"Lindy, who has always been a stubborn, willful child, becomes increasingly defiant as a teenager, and one day, she just leaves home -- and doesn't return. Her disappearance -- like the abrupt, sometimes violent events that occur in many Tyler novels, propelling heretofore passive characters into a re-evaluation of their lives -- does not bring her parents closer together, but instead results in another round of accusations and recriminations."  Lindy runs away to San Francisco in 1960 and becomes involved in the growing drug culture. Eight years later, her parents retrieve Pagan, Lindy's three-year-old son, while Lindy detoxes in a "rehab community.

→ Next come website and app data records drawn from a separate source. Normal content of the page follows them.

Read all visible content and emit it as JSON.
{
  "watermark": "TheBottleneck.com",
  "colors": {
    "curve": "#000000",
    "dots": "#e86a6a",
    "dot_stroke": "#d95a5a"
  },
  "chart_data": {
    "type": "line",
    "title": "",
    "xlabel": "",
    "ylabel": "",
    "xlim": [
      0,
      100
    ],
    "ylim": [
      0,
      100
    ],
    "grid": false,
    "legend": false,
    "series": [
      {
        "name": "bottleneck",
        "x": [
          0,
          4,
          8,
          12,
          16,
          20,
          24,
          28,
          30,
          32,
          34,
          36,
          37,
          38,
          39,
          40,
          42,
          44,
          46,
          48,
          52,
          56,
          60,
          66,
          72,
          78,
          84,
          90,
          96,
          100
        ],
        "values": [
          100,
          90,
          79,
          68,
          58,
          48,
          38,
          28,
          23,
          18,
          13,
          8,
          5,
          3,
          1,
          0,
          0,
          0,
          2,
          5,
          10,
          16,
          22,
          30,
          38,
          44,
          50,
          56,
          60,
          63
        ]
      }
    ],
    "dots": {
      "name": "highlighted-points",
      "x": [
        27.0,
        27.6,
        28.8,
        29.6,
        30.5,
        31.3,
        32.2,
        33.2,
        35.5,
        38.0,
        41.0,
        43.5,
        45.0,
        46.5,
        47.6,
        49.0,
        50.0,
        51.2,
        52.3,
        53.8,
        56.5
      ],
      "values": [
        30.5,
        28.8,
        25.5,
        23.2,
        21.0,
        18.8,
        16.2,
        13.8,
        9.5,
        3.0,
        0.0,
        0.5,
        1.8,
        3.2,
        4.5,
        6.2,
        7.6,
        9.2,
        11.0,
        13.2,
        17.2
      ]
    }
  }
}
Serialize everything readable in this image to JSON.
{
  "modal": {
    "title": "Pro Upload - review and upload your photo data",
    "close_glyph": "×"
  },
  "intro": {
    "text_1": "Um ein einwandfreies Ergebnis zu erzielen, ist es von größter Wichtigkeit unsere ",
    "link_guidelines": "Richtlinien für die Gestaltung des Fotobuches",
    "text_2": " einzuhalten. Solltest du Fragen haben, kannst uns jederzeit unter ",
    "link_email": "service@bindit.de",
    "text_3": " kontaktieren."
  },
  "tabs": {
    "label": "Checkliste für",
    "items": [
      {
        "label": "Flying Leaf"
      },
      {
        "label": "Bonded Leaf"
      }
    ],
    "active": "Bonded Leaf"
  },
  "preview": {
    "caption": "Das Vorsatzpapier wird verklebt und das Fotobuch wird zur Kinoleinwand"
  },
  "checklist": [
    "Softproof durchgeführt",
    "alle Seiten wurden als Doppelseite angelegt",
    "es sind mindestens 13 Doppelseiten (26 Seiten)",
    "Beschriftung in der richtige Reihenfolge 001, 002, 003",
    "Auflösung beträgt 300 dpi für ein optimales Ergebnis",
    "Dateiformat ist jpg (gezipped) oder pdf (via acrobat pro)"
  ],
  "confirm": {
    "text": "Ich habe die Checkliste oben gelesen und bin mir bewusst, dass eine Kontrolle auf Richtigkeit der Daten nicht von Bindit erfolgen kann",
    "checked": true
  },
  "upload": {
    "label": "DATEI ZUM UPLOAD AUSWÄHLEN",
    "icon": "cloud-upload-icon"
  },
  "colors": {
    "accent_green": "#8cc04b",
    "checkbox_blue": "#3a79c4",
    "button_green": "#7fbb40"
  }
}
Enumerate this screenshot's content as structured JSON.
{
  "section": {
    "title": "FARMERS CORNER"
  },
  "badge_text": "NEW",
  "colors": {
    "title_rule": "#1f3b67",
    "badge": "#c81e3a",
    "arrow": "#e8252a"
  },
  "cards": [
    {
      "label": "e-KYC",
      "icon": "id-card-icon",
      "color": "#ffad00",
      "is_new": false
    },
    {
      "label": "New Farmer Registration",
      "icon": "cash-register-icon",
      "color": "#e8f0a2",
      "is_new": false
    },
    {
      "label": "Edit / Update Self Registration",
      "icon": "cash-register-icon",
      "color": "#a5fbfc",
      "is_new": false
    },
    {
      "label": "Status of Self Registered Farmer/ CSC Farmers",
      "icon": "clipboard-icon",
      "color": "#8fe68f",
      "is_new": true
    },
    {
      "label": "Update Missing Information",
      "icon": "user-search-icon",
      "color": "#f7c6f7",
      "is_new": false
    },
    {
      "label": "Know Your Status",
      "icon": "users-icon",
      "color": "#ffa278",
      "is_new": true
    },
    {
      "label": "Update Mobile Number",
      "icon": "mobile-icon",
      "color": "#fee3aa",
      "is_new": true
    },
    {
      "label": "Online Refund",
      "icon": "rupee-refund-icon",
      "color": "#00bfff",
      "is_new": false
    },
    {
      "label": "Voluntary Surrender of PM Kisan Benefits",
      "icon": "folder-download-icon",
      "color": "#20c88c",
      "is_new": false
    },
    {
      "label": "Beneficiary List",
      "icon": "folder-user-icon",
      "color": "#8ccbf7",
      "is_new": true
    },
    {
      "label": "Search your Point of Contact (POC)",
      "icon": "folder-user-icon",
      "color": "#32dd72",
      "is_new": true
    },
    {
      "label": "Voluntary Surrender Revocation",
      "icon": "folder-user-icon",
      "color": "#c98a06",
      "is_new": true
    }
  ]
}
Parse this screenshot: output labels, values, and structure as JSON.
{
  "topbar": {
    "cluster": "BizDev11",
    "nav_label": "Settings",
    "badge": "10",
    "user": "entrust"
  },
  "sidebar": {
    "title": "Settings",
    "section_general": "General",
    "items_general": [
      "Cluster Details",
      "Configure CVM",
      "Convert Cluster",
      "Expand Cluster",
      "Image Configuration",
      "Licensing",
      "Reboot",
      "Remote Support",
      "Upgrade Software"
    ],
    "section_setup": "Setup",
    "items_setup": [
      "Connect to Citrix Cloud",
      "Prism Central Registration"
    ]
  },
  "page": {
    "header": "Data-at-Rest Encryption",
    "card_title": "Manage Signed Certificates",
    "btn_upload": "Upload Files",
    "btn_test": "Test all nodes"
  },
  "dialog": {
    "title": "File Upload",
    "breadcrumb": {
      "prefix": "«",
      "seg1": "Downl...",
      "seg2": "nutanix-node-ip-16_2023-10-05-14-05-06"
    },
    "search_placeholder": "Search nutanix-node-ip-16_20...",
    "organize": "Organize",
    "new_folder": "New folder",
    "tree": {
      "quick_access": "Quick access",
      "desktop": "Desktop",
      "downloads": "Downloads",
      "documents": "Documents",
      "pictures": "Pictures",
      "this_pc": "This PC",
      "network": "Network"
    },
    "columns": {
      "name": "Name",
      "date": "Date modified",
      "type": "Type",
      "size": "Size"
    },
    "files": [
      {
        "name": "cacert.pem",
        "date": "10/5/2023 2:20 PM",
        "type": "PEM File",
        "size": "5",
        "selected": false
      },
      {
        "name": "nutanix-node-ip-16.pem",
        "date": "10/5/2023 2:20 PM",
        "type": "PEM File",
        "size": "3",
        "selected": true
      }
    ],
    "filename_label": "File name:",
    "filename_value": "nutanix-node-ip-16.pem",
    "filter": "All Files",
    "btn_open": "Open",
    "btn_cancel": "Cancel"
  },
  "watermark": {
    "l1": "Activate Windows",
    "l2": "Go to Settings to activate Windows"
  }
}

"The lives of the Antons, of course, are not just about fighting; Pauline and Michael are also tied to each other by their children, by shared adventures and, as the years pass, by bonds of memory and inertia. Caring for aging parents, witnessing the illnesses and travails of friends, adapting to a move to the suburbs -- these are all experiences that bind Pauline and Michael to each other, even as their very different temperaments and interests increasingly pull them apart."  The slowly crumbling marriage finally dissolves when Michael leaves Pauline on their 30th anniversary. For Michael, convinced that he and Pauline didn't have the faintest idea what they were doing when they married or how to conduct a marriage (that they were "amateurs"), divorce is a salvation. For Pauline, it's a tragedy that leaves her in despair.
The last third of the novel pursues how Michael, Pauline, and their children deal with moving on with the rest of their lives after the divorce. Michael remarries and Pauline forms new friendships but struggles with loneliness and dealing with day-to-day demands of an older single woman living in a big old house.
"Michiko Kakutani wrote in her "New York Times review: "Though The Amateur Marriage can leave the longtime Tyler fan with the sense that the author is simply reconnoitering territory long ago annexed and mapped out, it is so psychologically detailed that the story as a whole stands as one of her more convincing efforts: an ode to the complexities of familial love, the centripetal and centrifugal forces that keep families together and send their members flying apart, the supremely ordinary pleasures and frustrations of middle-class American life."